I never said that I don't think women are inherently less violent. I said I don't believe that women are inherently non-violent. That's not the same thing. However, I also disagree that it would have been difficult to socially enslave us if we weren't less violent. Pregnancy is a very vulnerable time, and being less violent doesn't necessarily protect us from pregnancy. Look at how many women have found themselves in relationships that turn physically abusive, once she's already physically limited by pregnancy. While that vulnerabilty may or may not be why the man takes the step of turning physical, it definitely affects the woman's ability to protect herself. Besides all that, even being less violent doesn't mean a person can't or won't fight to protect themselves, so even a "less violent" woman could fight back if she felt she was enslaved.
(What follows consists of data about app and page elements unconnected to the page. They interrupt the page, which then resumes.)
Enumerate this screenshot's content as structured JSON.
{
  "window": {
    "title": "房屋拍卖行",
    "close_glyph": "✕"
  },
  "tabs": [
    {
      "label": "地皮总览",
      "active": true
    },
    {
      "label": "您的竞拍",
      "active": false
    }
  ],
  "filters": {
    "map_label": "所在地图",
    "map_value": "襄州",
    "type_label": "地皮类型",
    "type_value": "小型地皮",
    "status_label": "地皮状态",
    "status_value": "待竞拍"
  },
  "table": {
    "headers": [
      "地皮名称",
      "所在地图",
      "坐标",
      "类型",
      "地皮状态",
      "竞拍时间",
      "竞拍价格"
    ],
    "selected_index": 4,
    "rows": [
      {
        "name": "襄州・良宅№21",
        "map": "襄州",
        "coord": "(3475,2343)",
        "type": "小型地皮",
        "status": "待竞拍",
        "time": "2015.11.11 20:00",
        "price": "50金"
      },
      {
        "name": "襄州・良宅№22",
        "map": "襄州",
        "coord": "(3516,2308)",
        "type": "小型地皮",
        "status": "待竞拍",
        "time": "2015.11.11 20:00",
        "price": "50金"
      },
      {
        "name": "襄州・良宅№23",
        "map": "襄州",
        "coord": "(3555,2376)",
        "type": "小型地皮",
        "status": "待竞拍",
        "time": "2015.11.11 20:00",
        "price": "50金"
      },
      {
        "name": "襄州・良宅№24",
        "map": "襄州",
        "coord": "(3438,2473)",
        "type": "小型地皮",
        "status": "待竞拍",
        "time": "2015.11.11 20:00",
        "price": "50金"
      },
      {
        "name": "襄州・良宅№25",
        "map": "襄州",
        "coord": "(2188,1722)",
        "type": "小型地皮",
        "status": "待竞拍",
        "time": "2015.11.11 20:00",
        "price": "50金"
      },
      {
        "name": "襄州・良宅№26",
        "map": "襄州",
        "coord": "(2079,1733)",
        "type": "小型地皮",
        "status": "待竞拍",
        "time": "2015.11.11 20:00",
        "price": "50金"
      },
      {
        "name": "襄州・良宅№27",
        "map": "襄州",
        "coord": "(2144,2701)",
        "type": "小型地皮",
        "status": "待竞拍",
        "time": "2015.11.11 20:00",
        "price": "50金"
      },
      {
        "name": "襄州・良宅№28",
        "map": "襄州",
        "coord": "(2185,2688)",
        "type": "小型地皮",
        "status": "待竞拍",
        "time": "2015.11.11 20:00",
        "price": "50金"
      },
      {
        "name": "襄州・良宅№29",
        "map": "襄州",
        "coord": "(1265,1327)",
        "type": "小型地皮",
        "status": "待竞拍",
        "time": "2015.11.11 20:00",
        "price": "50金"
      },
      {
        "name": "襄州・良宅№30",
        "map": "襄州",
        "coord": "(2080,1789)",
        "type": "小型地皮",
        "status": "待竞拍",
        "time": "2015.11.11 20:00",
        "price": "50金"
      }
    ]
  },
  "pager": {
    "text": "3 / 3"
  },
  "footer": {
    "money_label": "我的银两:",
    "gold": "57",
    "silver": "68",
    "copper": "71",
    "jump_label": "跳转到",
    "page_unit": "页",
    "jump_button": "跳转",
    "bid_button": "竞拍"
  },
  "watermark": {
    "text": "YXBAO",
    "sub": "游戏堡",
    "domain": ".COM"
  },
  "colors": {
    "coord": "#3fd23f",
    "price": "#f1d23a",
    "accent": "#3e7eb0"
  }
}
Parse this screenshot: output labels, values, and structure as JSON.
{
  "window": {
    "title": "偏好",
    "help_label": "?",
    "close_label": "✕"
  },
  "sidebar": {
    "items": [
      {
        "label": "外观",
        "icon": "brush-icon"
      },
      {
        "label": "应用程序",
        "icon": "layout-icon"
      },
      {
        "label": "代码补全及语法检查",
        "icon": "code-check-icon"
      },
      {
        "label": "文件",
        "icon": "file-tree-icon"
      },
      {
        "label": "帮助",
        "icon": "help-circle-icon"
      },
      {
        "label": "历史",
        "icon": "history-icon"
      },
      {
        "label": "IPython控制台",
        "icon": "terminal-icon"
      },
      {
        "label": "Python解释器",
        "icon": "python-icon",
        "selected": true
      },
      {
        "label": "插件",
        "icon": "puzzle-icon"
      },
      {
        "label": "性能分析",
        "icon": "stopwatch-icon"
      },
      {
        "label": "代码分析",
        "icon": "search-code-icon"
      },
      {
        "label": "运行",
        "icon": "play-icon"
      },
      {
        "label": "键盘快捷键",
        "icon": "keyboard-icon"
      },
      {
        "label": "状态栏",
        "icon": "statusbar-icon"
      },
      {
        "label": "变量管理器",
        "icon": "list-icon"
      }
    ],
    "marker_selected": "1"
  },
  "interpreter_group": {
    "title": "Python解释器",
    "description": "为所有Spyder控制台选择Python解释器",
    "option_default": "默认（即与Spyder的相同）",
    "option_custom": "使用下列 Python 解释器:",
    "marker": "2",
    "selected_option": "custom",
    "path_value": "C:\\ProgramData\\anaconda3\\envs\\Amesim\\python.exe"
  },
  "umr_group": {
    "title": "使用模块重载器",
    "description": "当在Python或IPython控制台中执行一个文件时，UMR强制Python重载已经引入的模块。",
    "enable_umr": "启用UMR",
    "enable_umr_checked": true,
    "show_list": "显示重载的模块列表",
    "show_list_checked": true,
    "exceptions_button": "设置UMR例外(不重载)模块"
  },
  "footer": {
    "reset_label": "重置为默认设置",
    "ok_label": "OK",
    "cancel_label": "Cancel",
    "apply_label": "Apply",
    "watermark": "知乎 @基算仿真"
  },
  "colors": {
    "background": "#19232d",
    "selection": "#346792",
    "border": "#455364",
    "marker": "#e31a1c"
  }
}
Again, it is not non-violence at ALL, it is non-violence with our own flesh and blood that I am talking about. I apologize for not being clear earlier, as I said, I was posting more quickly than I usually like to. The instinct to smack down our children and keep them at our heels...does that ring true for you? Do you have that? Is that a core part of who you are when your infant daughter reaches for the stove, or your toddler says no for the first time, or when your five year old refuses to pick up his room? I don't think it is. To be clear, that is what I mean by non-violent, I mean with our own flesh and blood. I also do not think that men are naturally more violent. I am sorry as clearly that came out wrong before. I do NOT think men are naturally violent with their children, I was saying in matriarchal societies this instinct for violence and opression are not a part of their society (they have men and women as you may have guessed it is merely labelled matriarchal because of the trickle down of power and where that comes from). I think that men in our culture are socialized to be more violent towards their children in general because they should not risk being usurped as the head. In homes where heirarchy is not valued, you almost never see this instinct for violence. I am saying we are violent in large part because living in a patriarchal society you HAVE to be to survive. I say change the system, rather than beat down the natural instincts for love and peace, like my mother who cried as she spanked us and still cries to think of it, or my father who would scream his head off and then take us for ice cream because he felt so badly for making us cry. There are better ways to build communities. We don't have to go along with the status quo. We can teach our children to be exceptional and to question the systems that make up our world.
Hierarchy wasn't valued in our house, but we were still spanked. This is part of what I mean. I see a lot of assertions about what's going on in homes and our culture with respect to spanking, but they just don't match up with what I've seen and experienced, yk?
But we have to start with ourselves. KWIM?
I definitely agree with that much. We have to start everything we do with ourselves.